It occurred to me that people like S. are an endangered species. They are vulnerable and need help from friends, family, and a community. What prompted this train of thought was an article about an endangered species. One was a lot like S., but far from Israel (4500 miles, give or take).
I'm talking about the gray wolves of Yakutia, a vast region in Siberia. You may think wolves and humans are not at all alike but if you'd known S. before the stroke brought him down you'd change your mind. He was a soldier's soldier, clever and potentially dangerous. Supremely well adapted to succeed in a profession that too often devours its own, until he had a stroke.
Now back to Yakutia and the gray wolves. Earlier this month, the president of the Sakha Republic (also known as Yakutia) issued a decree aimed at reducing the gray-wolf population to 500 in three months through an intensive hunt. This decree, supported by a state of emergency and bounties for every wolf shot, plus a prize of 1 million rubles ($30,000) is awarded for the most killed.
Being the target of a massacre (call it "hunting" if it makes you feel better) is the moral equivalent of genocide. Kapish? And being shot for being part of species in the course of this type of "hunt" is to become an endangered species within an endangered species.
There were an estimated 3,500 wolves in Sakha-Yakutia before the slaughter. Sounds like quite a few? Think again: Sakha-Yakutia is the size of India. Oh, but it's necessary, don't you see, because the wolves are killing livestock costing as much as 5 million rubles ($150,000) a year.
The lunatic logic of this crime against canis lupus prompted one writer (George Monbiot, The Guardian UK, 1/18/2013) to ask: "Would it not make more sense to use the money to compensate the farmers? Would it not make more sense to protect the wolves' natural prey: animals such as hares which are currently being overhunted by people, driving the wolves to look elsewhere for food?" If you're not sure, ask the nine-year-old next door.

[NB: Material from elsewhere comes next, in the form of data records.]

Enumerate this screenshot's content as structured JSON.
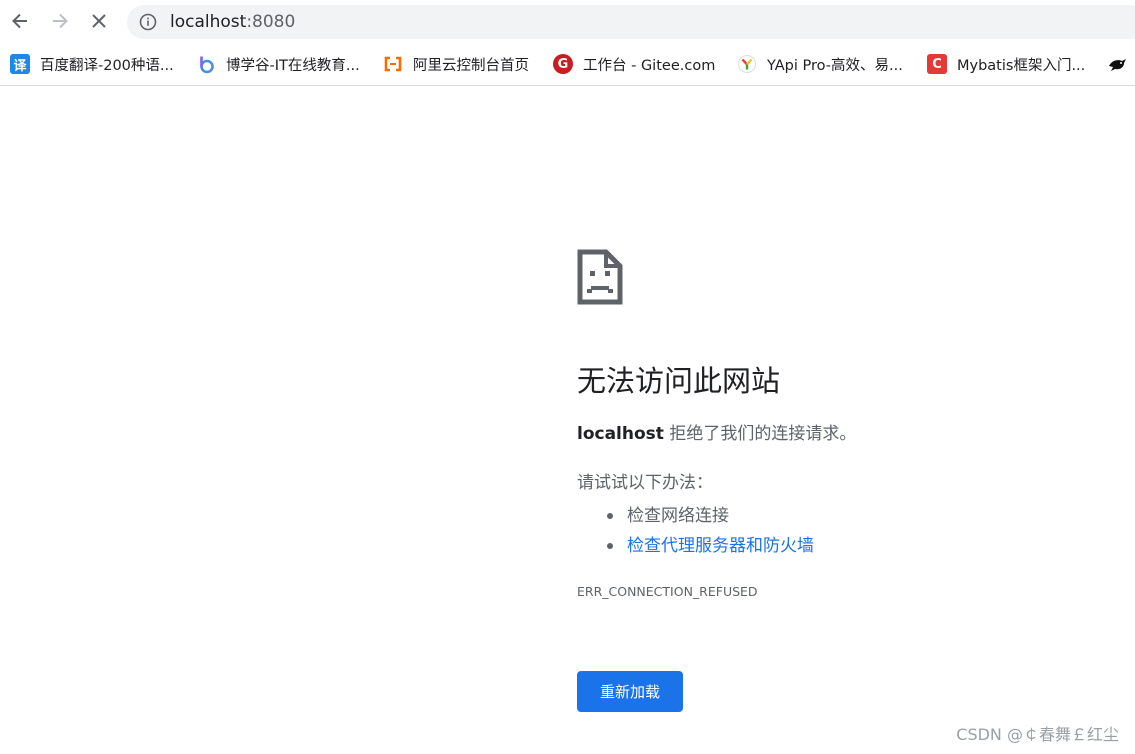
{
  "toolbar": {
    "url_host": "localhost",
    "url_port": ":8080",
    "icons": {
      "back": "arrow-left-icon",
      "forward": "arrow-right-icon",
      "stop": "close-icon",
      "info": "info-icon"
    }
  },
  "bookmarks": [
    {
      "label": "百度翻译-200种语...",
      "icon": "baidu-translate-icon",
      "glyph": "译",
      "color": "#1e88e5"
    },
    {
      "label": "博学谷-IT在线教育...",
      "icon": "boxuegu-icon",
      "glyph": "b",
      "color": "#4a90e2"
    },
    {
      "label": "阿里云控制台首页",
      "icon": "aliyun-icon",
      "glyph": "-",
      "color": "#ff6a00"
    },
    {
      "label": "工作台 - Gitee.com",
      "icon": "gitee-icon",
      "glyph": "G",
      "color": "#c71d23"
    },
    {
      "label": "YApi Pro-高效、易...",
      "icon": "yapi-icon",
      "glyph": "Y",
      "color": "#7cb342"
    },
    {
      "label": "Mybatis框架入门...",
      "icon": "csdn-icon",
      "glyph": "C",
      "color": "#e53935"
    },
    {
      "label": "",
      "icon": "bird-icon",
      "glyph": "",
      "color": "#111111"
    }
  ],
  "error": {
    "title": "无法访问此网站",
    "host": "localhost",
    "message": " 拒绝了我们的连接请求。",
    "suggestions_heading": "请试试以下办法：",
    "suggestions": [
      "检查网络连接",
      "检查代理服务器和防火墙"
    ],
    "code": "ERR_CONNECTION_REFUSED",
    "reload_label": "重新加载",
    "icon": "sad-document-icon"
  },
  "watermark": "CSDN @￠春舞￡红尘",
  "colors": {
    "accent": "#1a73e8",
    "text_primary": "#202124",
    "text_secondary": "#5f6368",
    "omnibox_bg": "#f1f3f4"
  }
}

The same writer (Monbiot) went on: "In November, when I wrote about plans to exterminate wolves in Norway, some of those who supported the killings wrote to me to explain that there are plenty of wolves in Russia, so why bother protecting them in Scandinavia?" Or Canada. Plenty of wolves left in Canada, right? It turns out, "similar massacres are being planned there, on the most cynical of premises." If you're interested in the details, do what George W. does and get on the Google.
What you'll discover is that wolves, like fair-minded Israelis, are an endangered species. By what reckoning do they deserve sudden death after surviving for eons before homo erectus, our early ancestors, appeared on the scene? With 7.3 billion predatory humans now crawling over the length and breadth of the planet, it seems there's no room for wild animals that eat the tame animals we eat. Not in Russia. Not in Scandinavia. Not in Canada.
And, sadly, not for even one lone gray wolf in Kansas.